→ **Data extract**:
* * * * *
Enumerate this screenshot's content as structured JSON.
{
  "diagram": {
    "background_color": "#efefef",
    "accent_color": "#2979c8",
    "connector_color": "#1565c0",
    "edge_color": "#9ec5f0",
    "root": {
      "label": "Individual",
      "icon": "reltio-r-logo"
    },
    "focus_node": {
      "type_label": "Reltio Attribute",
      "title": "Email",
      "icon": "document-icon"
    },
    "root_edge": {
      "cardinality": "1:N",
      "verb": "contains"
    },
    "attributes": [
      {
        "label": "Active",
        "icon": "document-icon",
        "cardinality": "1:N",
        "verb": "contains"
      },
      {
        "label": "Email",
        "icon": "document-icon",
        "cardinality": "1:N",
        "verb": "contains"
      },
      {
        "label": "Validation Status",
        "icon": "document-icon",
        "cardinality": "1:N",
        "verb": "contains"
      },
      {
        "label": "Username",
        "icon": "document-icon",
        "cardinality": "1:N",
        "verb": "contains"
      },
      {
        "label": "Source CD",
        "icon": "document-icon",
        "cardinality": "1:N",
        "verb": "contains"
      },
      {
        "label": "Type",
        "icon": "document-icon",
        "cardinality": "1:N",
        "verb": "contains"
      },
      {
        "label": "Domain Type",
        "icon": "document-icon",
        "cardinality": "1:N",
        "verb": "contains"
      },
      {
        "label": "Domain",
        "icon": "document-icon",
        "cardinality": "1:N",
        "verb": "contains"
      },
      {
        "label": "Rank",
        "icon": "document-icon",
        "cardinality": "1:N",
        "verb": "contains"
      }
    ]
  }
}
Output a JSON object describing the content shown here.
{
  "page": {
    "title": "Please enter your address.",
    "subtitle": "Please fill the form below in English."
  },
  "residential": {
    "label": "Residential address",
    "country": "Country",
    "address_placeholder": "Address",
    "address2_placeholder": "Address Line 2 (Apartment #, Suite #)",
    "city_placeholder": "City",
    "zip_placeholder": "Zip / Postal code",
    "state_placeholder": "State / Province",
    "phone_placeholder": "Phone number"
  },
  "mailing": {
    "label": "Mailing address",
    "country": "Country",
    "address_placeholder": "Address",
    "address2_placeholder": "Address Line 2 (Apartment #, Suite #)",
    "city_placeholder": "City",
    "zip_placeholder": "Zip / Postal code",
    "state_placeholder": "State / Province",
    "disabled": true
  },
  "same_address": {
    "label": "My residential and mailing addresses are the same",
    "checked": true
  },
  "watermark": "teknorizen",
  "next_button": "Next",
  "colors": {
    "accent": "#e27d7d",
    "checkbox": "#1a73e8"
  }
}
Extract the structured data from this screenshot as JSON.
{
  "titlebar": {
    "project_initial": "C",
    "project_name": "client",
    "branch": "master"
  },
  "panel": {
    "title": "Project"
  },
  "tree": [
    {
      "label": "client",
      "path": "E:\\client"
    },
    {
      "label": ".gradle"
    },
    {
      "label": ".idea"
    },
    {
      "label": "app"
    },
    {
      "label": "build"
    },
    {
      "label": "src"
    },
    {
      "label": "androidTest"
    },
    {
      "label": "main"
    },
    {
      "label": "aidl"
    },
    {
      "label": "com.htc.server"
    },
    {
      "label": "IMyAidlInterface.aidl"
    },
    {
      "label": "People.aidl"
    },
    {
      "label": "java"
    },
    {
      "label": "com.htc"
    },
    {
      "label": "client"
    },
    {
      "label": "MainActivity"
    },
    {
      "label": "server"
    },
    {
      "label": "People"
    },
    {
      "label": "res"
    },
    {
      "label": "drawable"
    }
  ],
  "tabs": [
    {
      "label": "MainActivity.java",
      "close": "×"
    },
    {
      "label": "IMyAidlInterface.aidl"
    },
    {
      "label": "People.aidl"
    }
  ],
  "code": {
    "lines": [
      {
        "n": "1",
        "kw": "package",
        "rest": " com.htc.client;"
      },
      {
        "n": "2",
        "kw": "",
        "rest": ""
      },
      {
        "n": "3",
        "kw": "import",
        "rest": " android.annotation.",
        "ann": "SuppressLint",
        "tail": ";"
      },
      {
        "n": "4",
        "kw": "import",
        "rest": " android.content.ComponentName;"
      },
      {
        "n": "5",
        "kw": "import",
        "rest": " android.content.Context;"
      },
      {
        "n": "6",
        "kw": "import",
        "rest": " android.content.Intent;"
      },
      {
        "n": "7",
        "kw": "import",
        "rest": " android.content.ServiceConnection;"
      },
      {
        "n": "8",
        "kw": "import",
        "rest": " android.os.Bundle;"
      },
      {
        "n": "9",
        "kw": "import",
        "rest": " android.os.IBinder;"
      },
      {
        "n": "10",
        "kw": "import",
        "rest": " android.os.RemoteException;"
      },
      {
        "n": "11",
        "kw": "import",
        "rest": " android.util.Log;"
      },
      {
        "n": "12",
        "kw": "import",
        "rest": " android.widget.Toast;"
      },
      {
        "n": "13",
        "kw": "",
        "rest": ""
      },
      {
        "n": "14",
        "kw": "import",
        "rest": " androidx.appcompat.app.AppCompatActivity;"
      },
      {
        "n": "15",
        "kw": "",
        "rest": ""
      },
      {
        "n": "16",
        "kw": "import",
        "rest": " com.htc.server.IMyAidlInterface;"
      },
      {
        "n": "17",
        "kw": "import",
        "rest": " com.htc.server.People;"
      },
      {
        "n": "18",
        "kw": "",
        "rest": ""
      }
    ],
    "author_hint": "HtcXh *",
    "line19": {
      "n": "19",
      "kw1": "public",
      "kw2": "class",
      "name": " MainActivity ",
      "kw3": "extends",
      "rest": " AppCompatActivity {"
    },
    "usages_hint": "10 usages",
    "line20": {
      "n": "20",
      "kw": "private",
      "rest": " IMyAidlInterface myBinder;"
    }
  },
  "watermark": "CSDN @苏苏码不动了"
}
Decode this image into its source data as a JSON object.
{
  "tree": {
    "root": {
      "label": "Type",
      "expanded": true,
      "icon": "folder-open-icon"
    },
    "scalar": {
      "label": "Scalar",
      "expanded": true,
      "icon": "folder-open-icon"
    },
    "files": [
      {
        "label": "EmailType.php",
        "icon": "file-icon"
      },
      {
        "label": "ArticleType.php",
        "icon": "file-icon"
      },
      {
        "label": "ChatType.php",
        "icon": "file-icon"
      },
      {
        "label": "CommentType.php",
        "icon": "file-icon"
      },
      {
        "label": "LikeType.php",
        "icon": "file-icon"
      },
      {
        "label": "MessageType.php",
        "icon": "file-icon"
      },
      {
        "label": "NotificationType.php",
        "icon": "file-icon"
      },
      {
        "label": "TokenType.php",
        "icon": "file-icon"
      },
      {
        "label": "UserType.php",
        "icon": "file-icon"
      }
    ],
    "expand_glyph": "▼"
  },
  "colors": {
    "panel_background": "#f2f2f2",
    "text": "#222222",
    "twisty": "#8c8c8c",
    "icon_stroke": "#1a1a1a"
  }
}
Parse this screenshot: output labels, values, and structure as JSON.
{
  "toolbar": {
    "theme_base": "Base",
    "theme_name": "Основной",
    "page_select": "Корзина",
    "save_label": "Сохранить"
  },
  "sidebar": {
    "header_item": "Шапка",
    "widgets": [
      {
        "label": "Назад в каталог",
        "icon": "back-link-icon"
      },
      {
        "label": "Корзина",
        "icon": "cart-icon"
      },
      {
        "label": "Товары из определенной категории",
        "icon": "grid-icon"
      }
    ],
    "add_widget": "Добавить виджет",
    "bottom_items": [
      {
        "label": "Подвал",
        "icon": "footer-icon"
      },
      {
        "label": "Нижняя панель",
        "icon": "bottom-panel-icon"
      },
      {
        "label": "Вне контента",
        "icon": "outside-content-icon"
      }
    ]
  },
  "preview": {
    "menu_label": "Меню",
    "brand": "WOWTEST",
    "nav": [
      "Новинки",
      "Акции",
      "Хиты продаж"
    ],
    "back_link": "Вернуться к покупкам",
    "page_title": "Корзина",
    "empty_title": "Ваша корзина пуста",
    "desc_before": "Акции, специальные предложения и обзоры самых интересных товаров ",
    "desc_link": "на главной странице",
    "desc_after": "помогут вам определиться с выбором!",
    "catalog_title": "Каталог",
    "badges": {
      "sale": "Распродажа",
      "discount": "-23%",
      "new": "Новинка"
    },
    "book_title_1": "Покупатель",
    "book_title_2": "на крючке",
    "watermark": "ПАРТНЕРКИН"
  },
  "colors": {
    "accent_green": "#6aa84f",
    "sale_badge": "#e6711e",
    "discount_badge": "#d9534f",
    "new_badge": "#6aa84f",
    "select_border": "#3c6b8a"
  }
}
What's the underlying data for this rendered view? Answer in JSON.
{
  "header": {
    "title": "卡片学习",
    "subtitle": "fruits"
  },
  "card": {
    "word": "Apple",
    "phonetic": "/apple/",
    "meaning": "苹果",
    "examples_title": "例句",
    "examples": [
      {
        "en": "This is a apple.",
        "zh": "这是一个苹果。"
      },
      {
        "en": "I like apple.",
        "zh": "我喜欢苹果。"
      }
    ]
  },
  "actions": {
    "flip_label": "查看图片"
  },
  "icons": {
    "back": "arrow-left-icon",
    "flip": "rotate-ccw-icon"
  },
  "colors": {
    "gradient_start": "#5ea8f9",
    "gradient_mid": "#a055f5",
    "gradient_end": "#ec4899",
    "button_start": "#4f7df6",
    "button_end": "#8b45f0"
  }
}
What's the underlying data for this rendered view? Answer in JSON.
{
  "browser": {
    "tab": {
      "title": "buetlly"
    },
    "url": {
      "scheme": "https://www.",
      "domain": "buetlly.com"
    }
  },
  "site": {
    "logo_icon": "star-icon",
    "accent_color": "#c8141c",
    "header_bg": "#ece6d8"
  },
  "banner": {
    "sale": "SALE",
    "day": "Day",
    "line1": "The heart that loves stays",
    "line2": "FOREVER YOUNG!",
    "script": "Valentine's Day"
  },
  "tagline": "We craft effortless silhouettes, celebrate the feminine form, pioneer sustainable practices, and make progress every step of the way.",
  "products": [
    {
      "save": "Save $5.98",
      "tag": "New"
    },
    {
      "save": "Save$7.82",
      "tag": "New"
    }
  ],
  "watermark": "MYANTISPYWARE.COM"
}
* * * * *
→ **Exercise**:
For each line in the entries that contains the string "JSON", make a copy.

→ **Worked solution**:
Enumerate this screenshot's content as structured JSON.
Output a JSON object describing the content shown here.
Extract the structured data from this screenshot as JSON.
Decode this image into its source data as a JSON object.
Parse this screenshot: output labels, values, and structure as JSON.
What's the underlying data for this rendered view? Answer in JSON.
What's the underlying data for this rendered view? Answer in JSON.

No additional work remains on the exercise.